Down to the last line, repeat the data below exactly.

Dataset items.
◇ ◇ ◇
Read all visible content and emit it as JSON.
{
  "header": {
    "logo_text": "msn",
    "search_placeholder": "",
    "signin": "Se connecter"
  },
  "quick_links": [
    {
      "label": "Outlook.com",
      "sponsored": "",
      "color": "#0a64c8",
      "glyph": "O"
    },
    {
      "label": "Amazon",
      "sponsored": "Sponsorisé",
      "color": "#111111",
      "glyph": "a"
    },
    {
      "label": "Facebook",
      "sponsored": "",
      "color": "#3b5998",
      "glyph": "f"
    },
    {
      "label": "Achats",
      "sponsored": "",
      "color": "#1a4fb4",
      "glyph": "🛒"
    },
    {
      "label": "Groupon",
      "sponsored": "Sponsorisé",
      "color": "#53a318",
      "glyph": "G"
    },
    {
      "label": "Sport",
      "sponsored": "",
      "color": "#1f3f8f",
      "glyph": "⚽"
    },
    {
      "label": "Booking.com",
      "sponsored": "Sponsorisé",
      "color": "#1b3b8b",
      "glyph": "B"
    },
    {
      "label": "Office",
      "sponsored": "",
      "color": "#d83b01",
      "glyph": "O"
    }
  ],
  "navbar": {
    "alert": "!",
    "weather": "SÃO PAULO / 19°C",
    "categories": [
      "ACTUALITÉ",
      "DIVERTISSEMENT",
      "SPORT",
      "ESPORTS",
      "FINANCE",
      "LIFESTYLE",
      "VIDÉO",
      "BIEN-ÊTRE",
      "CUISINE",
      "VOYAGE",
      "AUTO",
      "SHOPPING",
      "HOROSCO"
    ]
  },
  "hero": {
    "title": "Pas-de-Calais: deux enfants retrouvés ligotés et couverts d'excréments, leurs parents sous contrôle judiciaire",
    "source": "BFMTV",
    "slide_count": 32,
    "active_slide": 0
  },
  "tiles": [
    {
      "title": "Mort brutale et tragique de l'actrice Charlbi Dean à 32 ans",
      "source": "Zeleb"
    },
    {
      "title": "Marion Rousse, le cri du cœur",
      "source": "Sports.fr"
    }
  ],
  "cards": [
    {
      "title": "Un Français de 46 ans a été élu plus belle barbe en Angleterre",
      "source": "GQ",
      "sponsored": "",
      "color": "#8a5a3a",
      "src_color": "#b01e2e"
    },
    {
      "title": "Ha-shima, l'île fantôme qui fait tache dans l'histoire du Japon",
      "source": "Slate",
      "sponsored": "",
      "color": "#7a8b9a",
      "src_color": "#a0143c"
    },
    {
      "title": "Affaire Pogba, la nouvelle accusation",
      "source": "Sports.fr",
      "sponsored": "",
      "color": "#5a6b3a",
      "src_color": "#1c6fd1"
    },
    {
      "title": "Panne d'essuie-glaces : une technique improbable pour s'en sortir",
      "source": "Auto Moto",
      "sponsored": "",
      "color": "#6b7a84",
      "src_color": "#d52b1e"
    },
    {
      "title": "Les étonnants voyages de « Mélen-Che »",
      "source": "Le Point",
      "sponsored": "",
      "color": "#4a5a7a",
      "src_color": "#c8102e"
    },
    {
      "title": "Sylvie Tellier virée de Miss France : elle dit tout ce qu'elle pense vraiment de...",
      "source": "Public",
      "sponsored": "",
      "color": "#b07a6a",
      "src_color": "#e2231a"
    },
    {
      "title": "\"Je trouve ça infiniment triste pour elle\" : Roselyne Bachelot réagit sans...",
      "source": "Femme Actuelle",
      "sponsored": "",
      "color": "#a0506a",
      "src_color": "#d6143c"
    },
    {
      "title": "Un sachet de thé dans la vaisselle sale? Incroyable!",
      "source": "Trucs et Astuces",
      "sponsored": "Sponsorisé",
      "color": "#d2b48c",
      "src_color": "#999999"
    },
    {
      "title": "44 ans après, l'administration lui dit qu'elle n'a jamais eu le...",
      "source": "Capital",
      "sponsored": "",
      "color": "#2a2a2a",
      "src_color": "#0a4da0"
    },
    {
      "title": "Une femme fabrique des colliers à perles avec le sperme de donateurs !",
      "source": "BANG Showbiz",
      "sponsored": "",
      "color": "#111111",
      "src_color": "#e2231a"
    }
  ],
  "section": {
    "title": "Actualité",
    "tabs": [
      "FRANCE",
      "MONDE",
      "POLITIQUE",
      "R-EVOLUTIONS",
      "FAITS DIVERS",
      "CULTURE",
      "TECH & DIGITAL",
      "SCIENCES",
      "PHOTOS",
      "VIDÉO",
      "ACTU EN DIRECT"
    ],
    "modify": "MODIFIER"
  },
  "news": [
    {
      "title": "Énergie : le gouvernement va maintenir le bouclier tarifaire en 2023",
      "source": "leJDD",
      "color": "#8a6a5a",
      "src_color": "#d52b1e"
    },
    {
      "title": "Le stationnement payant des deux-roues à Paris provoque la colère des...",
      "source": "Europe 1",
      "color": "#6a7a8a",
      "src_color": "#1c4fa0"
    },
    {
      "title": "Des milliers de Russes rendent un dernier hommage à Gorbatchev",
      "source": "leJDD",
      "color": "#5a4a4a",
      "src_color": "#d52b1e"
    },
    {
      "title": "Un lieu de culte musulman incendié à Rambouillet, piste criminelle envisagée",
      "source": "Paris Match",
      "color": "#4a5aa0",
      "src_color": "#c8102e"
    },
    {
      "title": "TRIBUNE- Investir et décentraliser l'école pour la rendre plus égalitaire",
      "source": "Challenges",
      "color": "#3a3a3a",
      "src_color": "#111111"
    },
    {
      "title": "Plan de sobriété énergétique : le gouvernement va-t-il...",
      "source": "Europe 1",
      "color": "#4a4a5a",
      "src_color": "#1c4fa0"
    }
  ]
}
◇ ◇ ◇
Answer to the exercise.
Read all visible content and emit it as JSON.
{
  "header": {
    "logo_text": "msn",
    "search_placeholder": "",
    "signin": "Se connecter"
  },
  "quick_links": [
    {
      "label": "Outlook.com",
      "sponsored": "",
      "color": "#0a64c8",
      "glyph": "O"
    },
    {
      "label": "Amazon",
      "sponsored": "Sponsorisé",
      "color": "#111111",
      "glyph": "a"
    },
    {
      "label": "Facebook",
      "sponsored": "",
      "color": "#3b5998",
      "glyph": "f"
    },
    {
      "label": "Achats",
      "sponsored": "",
      "color": "#1a4fb4",
      "glyph": "🛒"
    },
    {
      "label": "Groupon",
      "sponsored": "Sponsorisé",
      "color": "#53a318",
      "glyph": "G"
    },
    {
      "label": "Sport",
      "sponsored": "",
      "color": "#1f3f8f",
      "glyph": "⚽"
    },
    {
      "label": "Booking.com",
      "sponsored": "Sponsorisé",
      "color": "#1b3b8b",
      "glyph": "B"
    },
    {
      "label": "Office",
      "sponsored": "",
      "color": "#d83b01",
      "glyph": "O"
    }
  ],
  "navbar": {
    "alert": "!",
    "weather": "SÃO PAULO / 19°C",
    "categories": [
      "ACTUALITÉ",
      "DIVERTISSEMENT",
      "SPORT",
      "ESPORTS",
      "FINANCE",
      "LIFESTYLE",
      "VIDÉO",
      "BIEN-ÊTRE",
      "CUISINE",
      "VOYAGE",
      "AUTO",
      "SHOPPING",
      "HOROSCO"
    ]
  },
  "hero": {
    "title": "Pas-de-Calais: deux enfants retrouvés ligotés et couverts d'excréments, leurs parents sous contrôle judiciaire",
    "source": "BFMTV",
    "slide_count": 32,
    "active_slide": 0
  },
  "tiles": [
    {
      "title": "Mort brutale et tragique de l'actrice Charlbi Dean à 32 ans",
      "source": "Zeleb"
    },
    {
      "title": "Marion Rousse, le cri du cœur",
      "source": "Sports.fr"
    }
  ],
  "cards": [
    {
      "title": "Un Français de 46 ans a été élu plus belle barbe en Angleterre",
      "source": "GQ",
      "sponsored": "",
      "color": "#8a5a3a",
      "src_color": "#b01e2e"
    },
    {
      "title": "Ha-shima, l'île fantôme qui fait tache dans l'histoire du Japon",
      "source": "Slate",
      "sponsored": "",
      "color": "#7a8b9a",
      "src_color": "#a0143c"
    },
    {
      "title": "Affaire Pogba, la nouvelle accusation",
      "source": "Sports.fr",
      "sponsored": "",
      "color": "#5a6b3a",
      "src_color": "#1c6fd1"
    },
    {
      "title": "Panne d'essuie-glaces : une technique improbable pour s'en sortir",
      "source": "Auto Moto",
      "sponsored": "",
      "color": "#6b7a84",
      "src_color": "#d52b1e"
    },
    {
      "title": "Les étonnants voyages de « Mélen-Che »",
      "source": "Le Point",
      "sponsored": "",
      "color": "#4a5a7a",
      "src_color": "#c8102e"
    },
    {
      "title": "Sylvie Tellier virée de Miss France : elle dit tout ce qu'elle pense vraiment de...",
      "source": "Public",
      "sponsored": "",
      "color": "#b07a6a",
      "src_color": "#e2231a"
    },
    {
      "title": "\"Je trouve ça infiniment triste pour elle\" : Roselyne Bachelot réagit sans...",
      "source": "Femme Actuelle",
      "sponsored": "",
      "color": "#a0506a",
      "src_color": "#d6143c"
    },
    {
      "title": "Un sachet de thé dans la vaisselle sale? Incroyable!",
      "source": "Trucs et Astuces",
      "sponsored": "Sponsorisé",
      "color": "#d2b48c",
      "src_color": "#999999"
    },
    {
      "title": "44 ans après, l'administration lui dit qu'elle n'a jamais eu le...",
      "source": "Capital",
      "sponsored": "",
      "color": "#2a2a2a",
      "src_color": "#0a4da0"
    },
    {
      "title": "Une femme fabrique des colliers à perles avec le sperme de donateurs !",
      "source": "BANG Showbiz",
      "sponsored": "",
      "color": "#111111",
      "src_color": "#e2231a"
    }
  ],
  "section": {
    "title": "Actualité",
    "tabs": [
      "FRANCE",
      "MONDE",
      "POLITIQUE",
      "R-EVOLUTIONS",
      "FAITS DIVERS",
      "CULTURE",
      "TECH & DIGITAL",
      "SCIENCES",
      "PHOTOS",
      "VIDÉO",
      "ACTU EN DIRECT"
    ],
    "modify": "MODIFIER"
  },
  "news": [
    {
      "title": "Énergie : le gouvernement va maintenir le bouclier tarifaire en 2023",
      "source": "leJDD",
      "color": "#8a6a5a",
      "src_color": "#d52b1e"
    },
    {
      "title": "Le stationnement payant des deux-roues à Paris provoque la colère des...",
      "source": "Europe 1",
      "color": "#6a7a8a",
      "src_color": "#1c4fa0"
    },
    {
      "title": "Des milliers de Russes rendent un dernier hommage à Gorbatchev",
      "source": "leJDD",
      "color": "#5a4a4a",
      "src_color": "#d52b1e"
    },
    {
      "title": "Un lieu de culte musulman incendié à Rambouillet, piste criminelle envisagée",
      "source": "Paris Match",
      "color": "#4a5aa0",
      "src_color": "#c8102e"
    },
    {
      "title": "TRIBUNE- Investir et décentraliser l'école pour la rendre plus égalitaire",
      "source": "Challenges",
      "color": "#3a3a3a",
      "src_color": "#111111"
    },
    {
      "title": "Plan de sobriété énergétique : le gouvernement va-t-il...",
      "source": "Europe 1",
      "color": "#4a4a5a",
      "src_color": "#1c4fa0"
    }
  ]
}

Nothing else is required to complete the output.